**Task to complete:**
Each line of the material below with the word "Balance" is to be reported.

**Supplied data:**
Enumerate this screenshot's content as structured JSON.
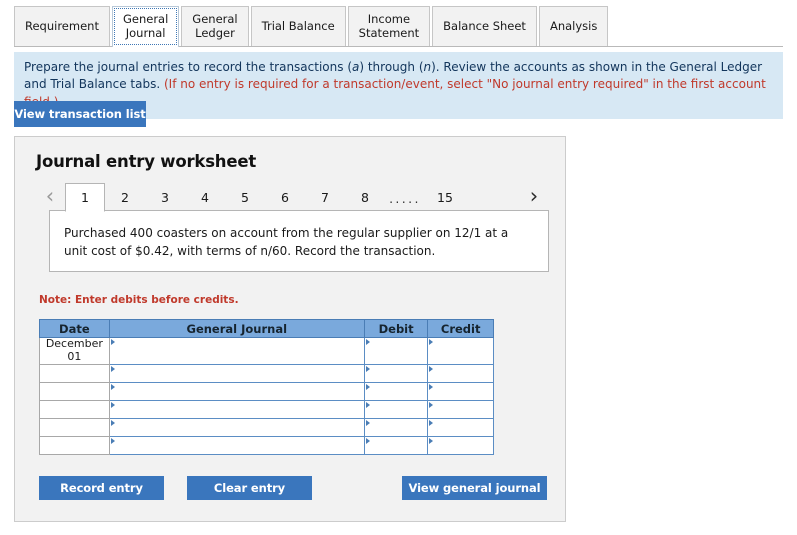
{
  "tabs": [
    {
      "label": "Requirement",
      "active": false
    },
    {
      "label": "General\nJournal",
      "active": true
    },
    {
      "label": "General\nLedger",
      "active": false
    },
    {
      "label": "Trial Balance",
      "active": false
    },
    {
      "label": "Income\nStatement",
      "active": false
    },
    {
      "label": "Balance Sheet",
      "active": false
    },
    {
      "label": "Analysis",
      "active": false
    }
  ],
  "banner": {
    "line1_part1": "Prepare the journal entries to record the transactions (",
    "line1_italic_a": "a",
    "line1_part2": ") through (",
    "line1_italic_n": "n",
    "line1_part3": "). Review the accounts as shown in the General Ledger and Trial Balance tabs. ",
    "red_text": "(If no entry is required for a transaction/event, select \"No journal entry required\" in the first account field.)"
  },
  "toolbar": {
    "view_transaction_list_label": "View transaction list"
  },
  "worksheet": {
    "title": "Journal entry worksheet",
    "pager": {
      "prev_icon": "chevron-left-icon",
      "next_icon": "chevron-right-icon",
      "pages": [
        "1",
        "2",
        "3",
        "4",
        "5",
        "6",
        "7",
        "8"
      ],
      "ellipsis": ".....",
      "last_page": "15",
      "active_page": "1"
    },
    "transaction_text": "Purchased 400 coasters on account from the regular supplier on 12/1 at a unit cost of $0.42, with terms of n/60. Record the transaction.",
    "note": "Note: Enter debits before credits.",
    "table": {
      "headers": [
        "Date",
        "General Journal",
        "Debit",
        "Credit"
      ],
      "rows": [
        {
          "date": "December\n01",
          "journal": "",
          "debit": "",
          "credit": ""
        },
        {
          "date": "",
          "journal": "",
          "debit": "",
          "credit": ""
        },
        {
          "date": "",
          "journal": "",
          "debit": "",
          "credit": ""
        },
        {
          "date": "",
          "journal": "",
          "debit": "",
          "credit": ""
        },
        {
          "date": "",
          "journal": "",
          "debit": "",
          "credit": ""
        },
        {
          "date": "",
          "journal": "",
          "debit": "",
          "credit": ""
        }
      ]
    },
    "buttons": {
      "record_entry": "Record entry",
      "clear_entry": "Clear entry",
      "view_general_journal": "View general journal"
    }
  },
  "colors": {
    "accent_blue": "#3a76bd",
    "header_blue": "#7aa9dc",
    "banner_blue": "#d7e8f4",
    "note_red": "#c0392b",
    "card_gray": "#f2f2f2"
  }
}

**Response to this exercise:**
      "label": "Trial Balance",
      "label": "Balance Sheet",
    "line1_part3": "). Review the accounts as shown in the General Ledger and Trial Balance tabs. ",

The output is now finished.